Unable to significantly add to his side, Jones and Wolves spent just one season in the Premier League, before dropping back down into the Championship.
270 matches | July 2006 to February 2012 | Win %: 38.5
The six seasons Mick McCarthy spent at Wolves were some of the most successful since the 1970s as the club won their first second tier title since 1976/77.
With a squad of relative unknowns, McCarthy led Wolves to promotion from the Championship in 2008/09, before successive seasons in the Premier League followed for the former Republic of Ireland defender and manager, as Wolves began to establish themselves back as a top-flight club.
McCarthy helped Wolves to famous wins over Manchester United, Liverpool and Chelsea during his time at the Molineux helm, as well as a short time of topping the Premier League table, before his time at the club was cut short later in the 2011/12 season after a poor run of form.
150 matches | May 2013 to July 2016 | Win %: 46
Similarly to how Graham Turner was tasked with revitalising the sleeping giant, the responsibility to halt Wolves’ slide from Premier League to League One fell on the shoulders of Kenny Jackett.
The former Watford, Swansea City and Millwall boss arrived at Molineux following successive relegations and a fractured playing staff, where he wiped the slate clean and began rebuilding the Wolves that is known today.

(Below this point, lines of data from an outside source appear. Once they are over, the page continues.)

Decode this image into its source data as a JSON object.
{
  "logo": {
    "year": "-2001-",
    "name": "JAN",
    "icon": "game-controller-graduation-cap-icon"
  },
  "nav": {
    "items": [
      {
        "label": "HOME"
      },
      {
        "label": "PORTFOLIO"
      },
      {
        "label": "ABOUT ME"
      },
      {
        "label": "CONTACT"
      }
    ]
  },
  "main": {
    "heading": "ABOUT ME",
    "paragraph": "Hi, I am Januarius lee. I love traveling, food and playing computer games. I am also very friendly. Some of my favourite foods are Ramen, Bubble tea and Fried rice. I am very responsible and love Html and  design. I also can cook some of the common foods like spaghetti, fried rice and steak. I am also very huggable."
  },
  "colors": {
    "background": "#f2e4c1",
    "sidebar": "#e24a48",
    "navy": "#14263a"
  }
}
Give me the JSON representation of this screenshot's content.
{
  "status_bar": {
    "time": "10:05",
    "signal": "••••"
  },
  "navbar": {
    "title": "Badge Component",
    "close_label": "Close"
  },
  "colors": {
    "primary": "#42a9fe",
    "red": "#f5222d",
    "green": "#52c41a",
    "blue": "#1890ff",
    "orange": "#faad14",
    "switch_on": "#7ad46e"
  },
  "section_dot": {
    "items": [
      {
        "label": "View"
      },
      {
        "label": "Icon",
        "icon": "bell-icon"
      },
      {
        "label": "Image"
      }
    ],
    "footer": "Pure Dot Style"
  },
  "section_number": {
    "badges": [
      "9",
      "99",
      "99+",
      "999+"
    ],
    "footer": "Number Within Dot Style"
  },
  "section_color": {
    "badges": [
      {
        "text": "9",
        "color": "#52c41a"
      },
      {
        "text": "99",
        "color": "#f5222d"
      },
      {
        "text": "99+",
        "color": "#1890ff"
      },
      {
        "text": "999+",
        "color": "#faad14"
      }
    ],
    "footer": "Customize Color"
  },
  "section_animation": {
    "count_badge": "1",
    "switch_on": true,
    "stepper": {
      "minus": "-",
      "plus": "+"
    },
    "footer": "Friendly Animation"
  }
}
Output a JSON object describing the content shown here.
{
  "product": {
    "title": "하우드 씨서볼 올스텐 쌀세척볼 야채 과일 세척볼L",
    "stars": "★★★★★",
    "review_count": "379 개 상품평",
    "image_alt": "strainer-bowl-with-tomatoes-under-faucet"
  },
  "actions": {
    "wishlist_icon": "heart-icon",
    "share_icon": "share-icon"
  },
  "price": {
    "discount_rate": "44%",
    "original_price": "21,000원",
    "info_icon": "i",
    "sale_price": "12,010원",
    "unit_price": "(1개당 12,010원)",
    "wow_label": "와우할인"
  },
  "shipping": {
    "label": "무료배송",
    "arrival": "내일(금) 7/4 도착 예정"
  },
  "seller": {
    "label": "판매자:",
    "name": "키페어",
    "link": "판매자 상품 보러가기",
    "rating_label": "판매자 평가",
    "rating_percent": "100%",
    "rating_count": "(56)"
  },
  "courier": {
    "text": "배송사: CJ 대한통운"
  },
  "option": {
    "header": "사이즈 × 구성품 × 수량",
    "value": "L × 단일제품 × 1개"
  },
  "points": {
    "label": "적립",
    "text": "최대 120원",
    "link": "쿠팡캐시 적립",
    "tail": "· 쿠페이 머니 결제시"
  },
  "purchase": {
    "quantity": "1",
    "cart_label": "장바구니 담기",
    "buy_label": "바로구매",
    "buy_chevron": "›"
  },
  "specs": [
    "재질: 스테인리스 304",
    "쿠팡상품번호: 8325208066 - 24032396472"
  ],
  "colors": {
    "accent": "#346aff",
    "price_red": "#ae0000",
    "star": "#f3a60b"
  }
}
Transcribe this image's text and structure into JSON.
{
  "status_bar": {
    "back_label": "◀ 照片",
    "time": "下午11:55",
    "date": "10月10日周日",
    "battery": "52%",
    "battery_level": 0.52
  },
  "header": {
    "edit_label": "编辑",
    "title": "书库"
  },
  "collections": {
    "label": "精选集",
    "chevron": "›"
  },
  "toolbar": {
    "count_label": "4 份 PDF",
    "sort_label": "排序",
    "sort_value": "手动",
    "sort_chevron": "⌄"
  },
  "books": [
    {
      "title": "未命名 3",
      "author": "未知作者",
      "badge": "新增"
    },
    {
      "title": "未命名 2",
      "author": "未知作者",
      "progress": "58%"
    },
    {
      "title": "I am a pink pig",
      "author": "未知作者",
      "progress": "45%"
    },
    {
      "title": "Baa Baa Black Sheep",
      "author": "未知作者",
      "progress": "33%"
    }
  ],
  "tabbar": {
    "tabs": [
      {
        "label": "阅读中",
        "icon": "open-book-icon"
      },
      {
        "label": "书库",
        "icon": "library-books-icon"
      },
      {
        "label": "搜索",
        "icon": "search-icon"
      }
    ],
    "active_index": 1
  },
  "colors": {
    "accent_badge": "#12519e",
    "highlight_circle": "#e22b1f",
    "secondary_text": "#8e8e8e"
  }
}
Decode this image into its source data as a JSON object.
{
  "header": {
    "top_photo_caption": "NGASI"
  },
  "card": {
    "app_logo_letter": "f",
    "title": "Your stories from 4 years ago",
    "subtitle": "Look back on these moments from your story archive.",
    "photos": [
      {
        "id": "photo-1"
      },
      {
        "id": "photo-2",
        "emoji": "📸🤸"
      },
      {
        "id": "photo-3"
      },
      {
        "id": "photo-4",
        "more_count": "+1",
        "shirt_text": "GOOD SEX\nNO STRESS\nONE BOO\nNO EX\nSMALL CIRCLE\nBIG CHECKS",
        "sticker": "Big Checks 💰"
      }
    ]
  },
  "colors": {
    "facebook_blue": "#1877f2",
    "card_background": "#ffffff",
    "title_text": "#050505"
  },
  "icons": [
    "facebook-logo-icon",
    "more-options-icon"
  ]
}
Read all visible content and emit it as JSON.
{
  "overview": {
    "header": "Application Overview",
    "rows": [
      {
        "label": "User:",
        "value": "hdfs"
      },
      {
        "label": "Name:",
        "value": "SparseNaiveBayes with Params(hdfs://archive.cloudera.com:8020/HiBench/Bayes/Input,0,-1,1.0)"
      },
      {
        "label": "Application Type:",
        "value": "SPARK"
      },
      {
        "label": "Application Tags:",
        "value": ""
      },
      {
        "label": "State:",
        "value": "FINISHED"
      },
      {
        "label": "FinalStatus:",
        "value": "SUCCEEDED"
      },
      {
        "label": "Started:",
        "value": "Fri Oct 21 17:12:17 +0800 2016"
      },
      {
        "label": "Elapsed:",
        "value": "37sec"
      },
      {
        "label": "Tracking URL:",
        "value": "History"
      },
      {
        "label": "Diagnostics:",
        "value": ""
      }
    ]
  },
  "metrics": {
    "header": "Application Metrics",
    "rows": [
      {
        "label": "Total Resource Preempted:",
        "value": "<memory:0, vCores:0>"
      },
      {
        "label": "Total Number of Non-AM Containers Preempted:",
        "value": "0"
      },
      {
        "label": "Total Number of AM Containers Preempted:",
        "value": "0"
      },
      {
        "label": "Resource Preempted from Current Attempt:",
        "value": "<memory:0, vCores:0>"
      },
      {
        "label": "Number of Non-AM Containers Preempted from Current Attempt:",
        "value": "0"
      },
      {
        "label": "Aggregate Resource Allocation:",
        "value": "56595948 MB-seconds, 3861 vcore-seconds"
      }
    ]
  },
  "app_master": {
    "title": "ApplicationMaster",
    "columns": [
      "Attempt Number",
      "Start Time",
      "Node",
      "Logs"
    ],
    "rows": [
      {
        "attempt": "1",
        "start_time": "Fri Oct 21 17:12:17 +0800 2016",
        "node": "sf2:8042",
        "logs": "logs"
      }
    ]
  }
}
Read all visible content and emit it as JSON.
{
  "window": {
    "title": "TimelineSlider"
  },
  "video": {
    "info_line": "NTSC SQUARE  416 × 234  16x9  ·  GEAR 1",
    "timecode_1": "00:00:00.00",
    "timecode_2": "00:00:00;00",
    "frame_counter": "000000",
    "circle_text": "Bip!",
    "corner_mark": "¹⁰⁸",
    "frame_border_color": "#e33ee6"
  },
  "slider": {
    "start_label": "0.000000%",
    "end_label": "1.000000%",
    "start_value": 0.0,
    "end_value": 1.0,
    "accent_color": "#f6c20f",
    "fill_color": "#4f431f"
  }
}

Jackett has the fourth highest win percentage of any Wolves manager in history, helped greatly by a highly successful first season where he led the club to a new divisional points record of 103, thanks to 31 wins from 46 matches.
NUNO ESPIRITO SANTO
149 matches | May 2017 to Present | Win %: 52.3
Win, lose or draw on Saturday evening, the most successful man – according to statistics – who has managed Wolves for at least 150 matches will be Nuno Espirito Santo.
After arriving on 31st May 2017, it didn’t take long for Nuno to stamp his authority at Molineux, moulding the entire club in his image and bringing in some of the greatest players the Championship had ever seen in Ruben Neves, Diogo Jota and Willy Boly.
Achieving promotion back to the top-flight following a six-season absence with four matches remaining in his first campaign, Nuno went on to receive the Premier League manager of the month award in just his second month managing in the division after an unbeaten September 2018.
His second season saw Wolves end seventh in the Premier League, the club’s highest finish since 1979/80, qualification to the Europa League and Wolves’ first appearance in European football for almost 40 years and a place in the FA Cup semi-finals for the first time since 1998.
That form continued into this season, with Wolves currently sat fifth in the table, unbeaten in eight matches with three wins in a row since the Premier League returned following the three-month Covid-19 suspension, plus the second leg of the Europa League last 16 still to play.
The only Wolves manager in history to win more than half of his games in charge; all hail king Nuno Espirito Santo.